Yesterday, while finishing up my lunch break at work, my least favorite supervisor walked into our conference room, sat down, and proceeded to ruin the remainder of my Wednesday and, so far, all of my Thursday! The jerk was single-handedly able to do this by being rude and condescending, two things I really haven’t experienced from a coworker during my twelve year tenure on the job. I am happy to say I am not familiar with being treated poorly but it broke my heart nonetheless. I felt angry and sad, as well as embarrassed, although I had no reason to be. He made me feel very uncomfortable in my own skin and all I wanted to do was leave. And leave I did.
The short few minutes, that resulted in hours of anxiety and anger for me in the following days, were all the result of my supervisor telling an awful story, for the 3rd time, about how he ‘beat’ his mildly aggressive Rottweiler with a baseball bat when he was younger. He described in lurid detail how the adolescent dog, whom he had essentially ignored by gifting it to his son and leaving it to live outside during its formative years, growled at him when he went to feed him his dinner. Being the alpha male that he is and was, my violent superior grabbed his nearby bat and hit the dog a couple times – when he described this moment, he even yelped out to reenact how the dog screamed while being beaten.
As I heard this frightful story yet again, I stood with a straight face, refusing to laugh alongside him as my other two moronic coworkers did (which struck me as a desperate attempt to seek the storyteller’s approval). My supervisor noticed I wasn’t amused by his awful actions so he proceeded to tell me how beating a dog is necessary to training and how I would never be able to handle a canine of this caliber.

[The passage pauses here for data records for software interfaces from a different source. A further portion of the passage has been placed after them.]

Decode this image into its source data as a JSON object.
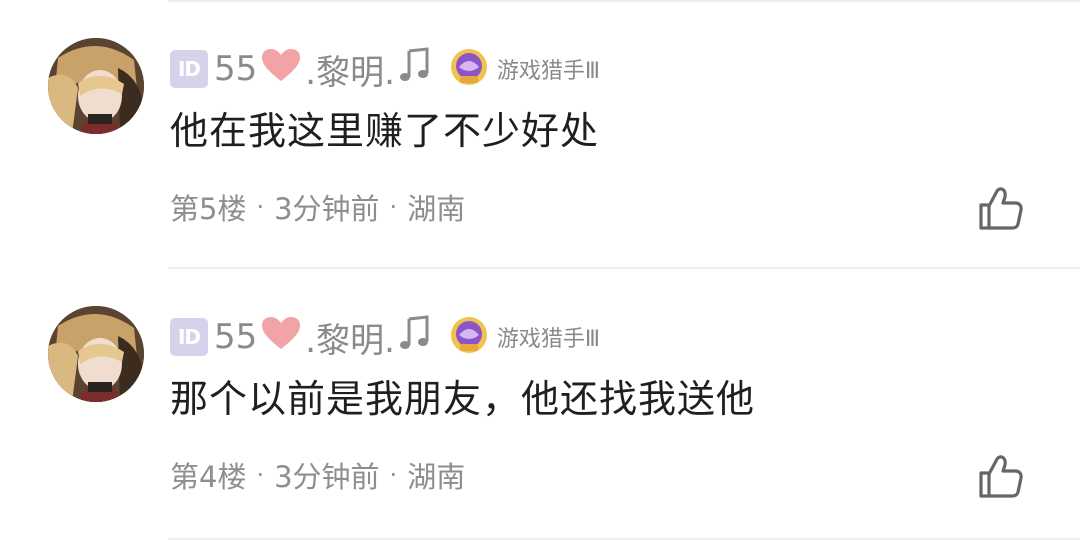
{
  "comments": [
    {
      "id_badge": "ID",
      "username_prefix": "55",
      "username_suffix": ".黎明.",
      "title": "游戏猎手Ⅲ",
      "text": "他在我这里赚了不少好处",
      "floor": "第5楼",
      "time": "3分钟前",
      "location": "湖南",
      "separator": "·"
    },
    {
      "id_badge": "ID",
      "username_prefix": "55",
      "username_suffix": ".黎明.",
      "title": "游戏猎手Ⅲ",
      "text": "那个以前是我朋友，他还找我送他",
      "floor": "第4楼",
      "time": "3分钟前",
      "location": "湖南",
      "separator": "·"
    }
  ],
  "colors": {
    "meta": "#8e8e8e",
    "heart": "#f2a3a6",
    "badge": "#d7d2ec",
    "medal_gold": "#f0c34e",
    "medal_purple": "#8a55c9"
  },
  "icons": [
    "avatar",
    "id-badge",
    "heart-icon",
    "music-note-icon",
    "medal-icon",
    "thumbs-up-icon"
  ]
}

I didn’t know where to begin and I found myself, as I do in these scenarios, not saying exactly what I would like to say. While I told him I would have handled things differently (to put it lightly), I wanted to tell him how he is an asshole. I also wanted to tell him that he is a pathetic excuse of a man, I have zero respect for him, and I cannot wait for him to leave our place of work when he retires at the end of this month. Finally, I wanted to hit him with a baseball bat while I provided some dog training tips to him for the future.

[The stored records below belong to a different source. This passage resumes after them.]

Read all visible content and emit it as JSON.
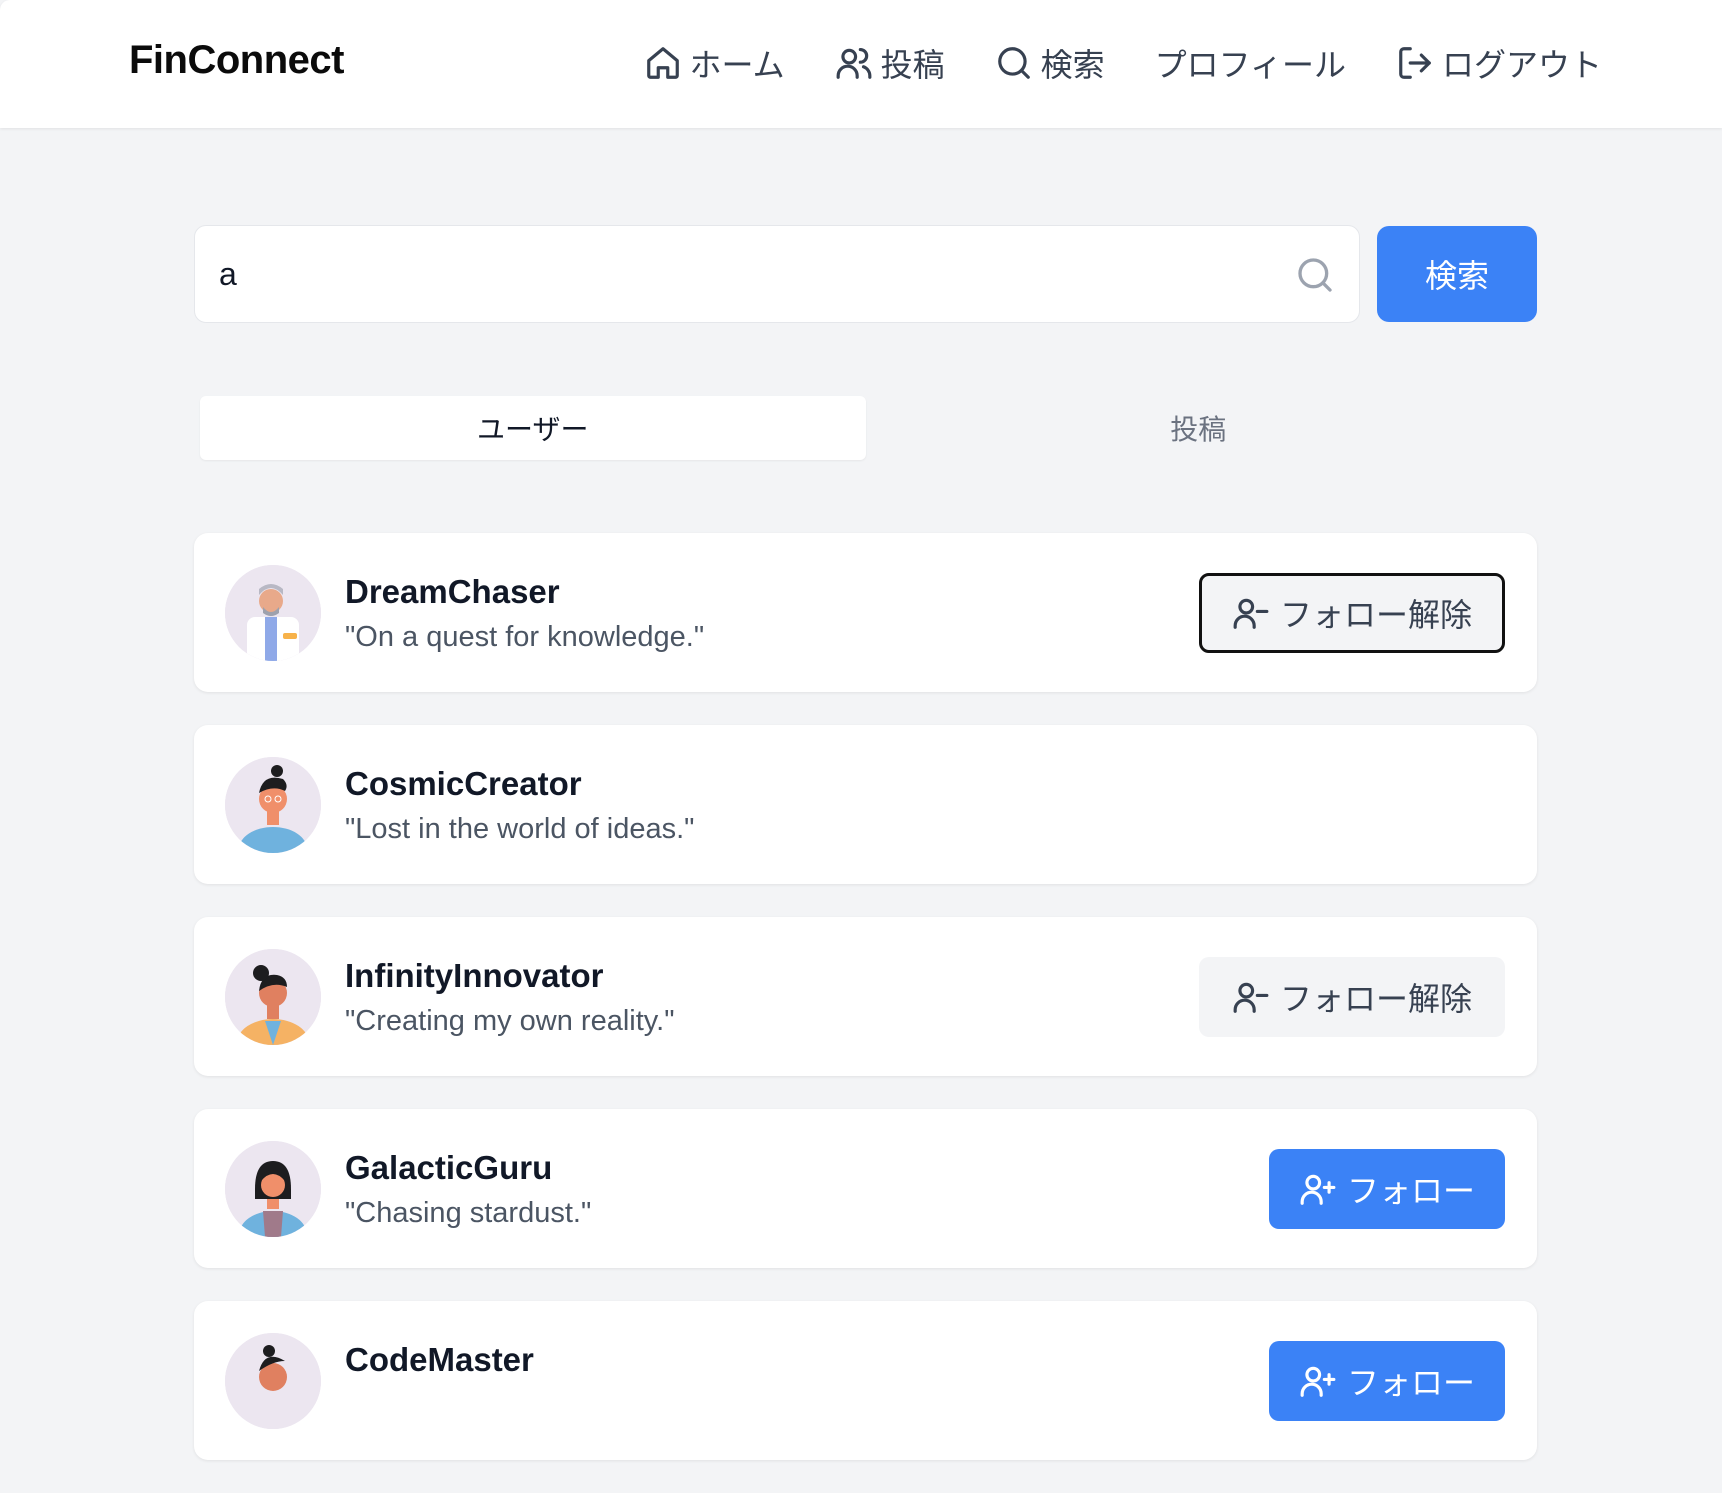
{
  "app": {
    "brand": "FinConnect"
  },
  "nav": [
    {
      "label": "ホーム",
      "icon": "home-icon"
    },
    {
      "label": "投稿",
      "icon": "users-icon"
    },
    {
      "label": "検索",
      "icon": "search-icon"
    },
    {
      "label": "プロフィール",
      "icon": ""
    },
    {
      "label": "ログアウト",
      "icon": "logout-icon"
    }
  ],
  "search": {
    "value": "a",
    "placeholder": "",
    "button_label": "検索"
  },
  "tabs": [
    {
      "label": "ユーザー",
      "active": true
    },
    {
      "label": "投稿",
      "active": false
    }
  ],
  "users": [
    {
      "name": "DreamChaser",
      "bio": "\"On a quest for knowledge.\"",
      "action": "unfollow",
      "action_label": "フォロー解除"
    },
    {
      "name": "CosmicCreator",
      "bio": "\"Lost in the world of ideas.\"",
      "action": "none",
      "action_label": ""
    },
    {
      "name": "InfinityInnovator",
      "bio": "\"Creating my own reality.\"",
      "action": "unfollow",
      "action_label": "フォロー解除"
    },
    {
      "name": "GalacticGuru",
      "bio": "\"Chasing stardust.\"",
      "action": "follow",
      "action_label": "フォロー"
    },
    {
      "name": "CodeMaster",
      "bio": "",
      "action": "follow",
      "action_label": "フォロー"
    }
  ],
  "colors": {
    "primary": "#3b82f6",
    "background": "#f3f4f6",
    "card": "#ffffff"
  }
}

The whole thing made me so mad – knowing the pup was treated inhumanely, watching people laugh about it as if it was funny, and his condescension and outlandish ability to actually flip the script on me, as if I was in the wrong. Things like this will bother me for days, as it already has. I struggle with being around people who make me upset, in any shape or form, because all I want to do is separate myself from stress, anger, sadness or worry. Life is too short and there are too many wonderful people to consume ourselves with (like Hugo ♥) – no one needs a negative, evil human being in their midst. I sure as hell don’t.
I believe the Statute of Limitations in California is up on this story, since it happened a couple decades ago. Plus, the victim has since passed away – makes me sad for him, just knowing he had to go through that, all alone in the world, with his trust in the very man that hurt him. It pains my heart that it happened and it hurts to watch him laugh in unison with others, as he reminisced about his brutal tale. He ruined the following days in my life, as I cried inside for the dog and for the way he made me feel. I know I shouldn’t feel badly but I do. Hopefully a little more time, some hugs from my own loving pooches, and his upcoming retirement will make it all better.